- back pain

The causes of the above overload symptoms are almost always a wrong technique in certain exercises and/or too little regeneration time for the loaded musculature after the training unit until the next unit and/or the passive structures (menisci, ligaments, cartilage etc.). Furthermore, a too high load in general can also be mentioned as the cause.


Especially for beginners or slightly advanced with high motivation at the beginning, it is very important that a progressive increase of the load takes place and that the correct technique for the respective exercises is learned first. Many of the new fitness trends rely on high group dynamics, motivation and short, very hard circle forms. Basically, nothing speaks against this type of training regime if the choice of exercises is differentiated (individually different) and not exclusively "hard" intensive units are carried out.

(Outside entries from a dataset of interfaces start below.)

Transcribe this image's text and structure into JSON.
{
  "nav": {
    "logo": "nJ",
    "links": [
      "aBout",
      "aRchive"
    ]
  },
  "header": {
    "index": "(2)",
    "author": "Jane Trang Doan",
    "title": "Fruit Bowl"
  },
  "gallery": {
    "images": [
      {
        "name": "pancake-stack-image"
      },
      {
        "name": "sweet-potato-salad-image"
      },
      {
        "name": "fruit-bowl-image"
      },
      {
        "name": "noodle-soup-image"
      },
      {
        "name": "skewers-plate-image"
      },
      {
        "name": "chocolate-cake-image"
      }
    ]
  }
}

The "problem" here is that most people start these fitness trends in order to improve their figure, which they achieve relatively quickly with the hard circle units at the beginning, because they start from "ZERO TO HUNDRED", burn a lot of calories, the diet more consciously and therefore everything runs according to plan, they lose weight and see themselves confirmed in the choice of training.

After a certain period of time, the increase in performance often stagnates because the body is constantly overtraining and the first "aches and pains" are added, as already discussed in the "classics"! Sooner or later, many fitness trends will lead at best to mediocrity and at worst to more or less severe overload damage.


Please don't misunderstand me now, I am a big advocate for a hard differentiated and progressive strength training, but this is in particular always for each person individually to plan and arrange. And a very intensive strength training is also possible without overstraining yourself, on the contrary, you should actually feel good after every training and not have to bother with any injuries! And the statement "This is quite normal with a hard training, where planing takes place, chips fall", lacks any basis and cannot be confirmed by me like that.


If these fitness trends are also used as season preparation for a certain sport, then it becomes even more problematic, because in most sports many unfavourable high loads occur and these should be "absorbed" or "tolerated" in the best possible way by an intelligently designed strength training in the season preparation. This means that the active and passive musculoskeletal system should be able to derive the unfavourable loads in the respective sports in the best possible way, but instead the body is already overloaded during the preparation for the season and ultimately very often leads to the said overload damage.

If, for example, a ski racer makes heavy knee bends (which are compulsory and recommended) in the season preparation with the wrong technique and in a CrossFit compass or heavy kettlebell swinging with the wrong technique, then he damages his passive structures already in the season preparation and he will get his bill in the winter at the races where enormous centrifugal forces act, in the worst case he will suffer a herniated disc in the lumbar spine area.


CONCLUSION:


- Fitness trends can contain new interesting training elements, but must be applied in a differentiated way.

- For beginners and slightly advanced very often too high loads and overall too high training density

- As season preparation a lot of experience of the trainer is necessary to use the right elements in a targeted way.

- There are also many fitness trends, which underchallenge the user, but I didn't specifically mention them here (blog entry follows), because they are at least not "harmful" for the body, but mostly only for the purse.


Note: All my recommendations or blog content are carefully considered and reviewed and are intended for healthy adults over the age of 18. None of my articles can be a substitute for competent medical advice. Please consult a physician before starting any exercise, nutrition or dietary supplement program. Especially if you have had any medical problems in the past. By clicking on links to products I recommend, you are helping to keep this blog alive. Some links are so-called referral links. You do not pay anything extra. But if you buy something, I get a commission. I only recommend products that I myself use, love and am convinced of.